YES YOU KHAN
How to introduce Khan Academy in more classrooms
Khan Academy is a free online database of lessons on a variety of school subjects, board examinations, and life skills. Famously known for its videos, Khan Academy’s mission is to provide free world class education to anyone anywhere. This project was an examination on how to introduce and onboard teachers, students, and parents to the Khan Academy platform.
As a starting point I considered what questions I had about the platform and explored the current experience and made a mind map. To get understand the site further, I reached out and interviewed a Design Manager at Khan Academy.
After acquiring in-depth knowledge about Khan Academy through primary and secondary research, I wanted to understand what the complexity around implementing Khan Academy into a classroom setting might be. I conducted a survey and interviewed a diverse group of teachers. They ranged in location from different states in the US, private and public schools, different grade levels, and had a variety of experience with the site.
The concerns were all very similar across all teachers. Many of them were related to the validity of Khan Academy’s promises.

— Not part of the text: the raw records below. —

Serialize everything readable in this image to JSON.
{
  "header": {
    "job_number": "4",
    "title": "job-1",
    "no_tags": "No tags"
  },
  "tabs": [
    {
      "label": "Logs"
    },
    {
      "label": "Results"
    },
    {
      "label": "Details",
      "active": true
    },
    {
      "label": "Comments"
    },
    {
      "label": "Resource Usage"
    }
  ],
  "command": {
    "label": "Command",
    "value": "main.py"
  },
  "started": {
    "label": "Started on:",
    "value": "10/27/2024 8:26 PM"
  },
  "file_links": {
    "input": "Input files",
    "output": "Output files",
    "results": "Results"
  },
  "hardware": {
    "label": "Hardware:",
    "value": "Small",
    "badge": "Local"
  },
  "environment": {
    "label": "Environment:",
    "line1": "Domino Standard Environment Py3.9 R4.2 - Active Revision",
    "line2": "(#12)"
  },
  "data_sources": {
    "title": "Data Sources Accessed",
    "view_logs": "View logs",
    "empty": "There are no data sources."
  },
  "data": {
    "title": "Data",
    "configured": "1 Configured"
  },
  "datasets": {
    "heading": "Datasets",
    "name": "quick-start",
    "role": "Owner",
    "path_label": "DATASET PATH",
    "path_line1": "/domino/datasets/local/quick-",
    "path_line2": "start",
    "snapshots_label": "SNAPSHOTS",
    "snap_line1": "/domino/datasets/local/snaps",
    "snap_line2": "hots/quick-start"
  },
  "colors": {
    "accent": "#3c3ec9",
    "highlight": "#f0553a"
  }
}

Now that I understood the key participants, how the system worked, and the questions everyone had, I was able to organize my approach into three categories based on the concerns of teachers and students.
1. The Khan Kit
Point of Intervention: Awareness
Target audience: Teachers and Students
The Khan Kit is a physical kit geared towards teachers and younger students. Inside there is a quick start guide answering the major questions teachers might have, swag to get students excited, and information for parents. It is coupled with a hyperlinked individualized email for teachers to get them started on the process.
Drawbacks: It is an introduction to Khan Academy and does not provide in-depth help without teacher commitment.
2. The Khan Community
Point of Intervention: Access
Target audience: Students
In the essence it takes a village, the Khan Community is a pooling of resources to help students have access and achieve success. While many teachers have experience, they may not have all the resources available in the classroom. Khan Community is a complimentary app and website to the main platform geared to high school and above aged students. It connects local professionals, parents, and companies to partner with students to provide them with support.
Through the app, students can find local places with internet and screen access, connect to study groups, and live tutors willing to help. Students can have a variety of coaches and mentors to help them.
Many libraries have internet access and communal computers; however, they are usually occupied. With this app, you would know if there is a computer available or not.
Major companies, like Microsoft, Best Buy, and major phone line carriers all have retail locations that have computers or tablets on display with internet access or dedicated learning centers. They can donate time and access to these devices to students using Khan Community as well.
Student can also use Khan Community to join virtual study groups or connect to a live tutor in a virtual space. Experts, teachers, parents can all donate time to help answer questions in real time within the virtual classroom.
3. The Khanannoisseur Khanvention
Point of Intervention: Engagement
Target audience: Parents
The Khanannoisseur Khanvention is a voluntary live event teaching expo. Taking on the style of a Khan tutorial video, students and parents are asked to prepare a short live presentation to teach the audience something. It does not have to be a school-based topic, but it is something that at least one member of the audience should be able to master by the end of the presentation. The idea behind this that live presentations are engaging and by preparing, students and parents can explore Khan Academy to experience the format and layout of the teaching techniques. The event can be a few hours with a variety of presentations. The intentions it that the presentation includes a lecture part as well as a hands-on activity and does not exceed more than 15 minutes.
Presenters can discuss any hobby or passion such as knitting, jump roping, coding, or magic. They can discuss the history, the technique, or tell a story and couple it with one activity that the audience can participate in. This way not only can students and parents learn about Khan, they can practice public speaking skills, learn about their community, and be exposed to a new skill.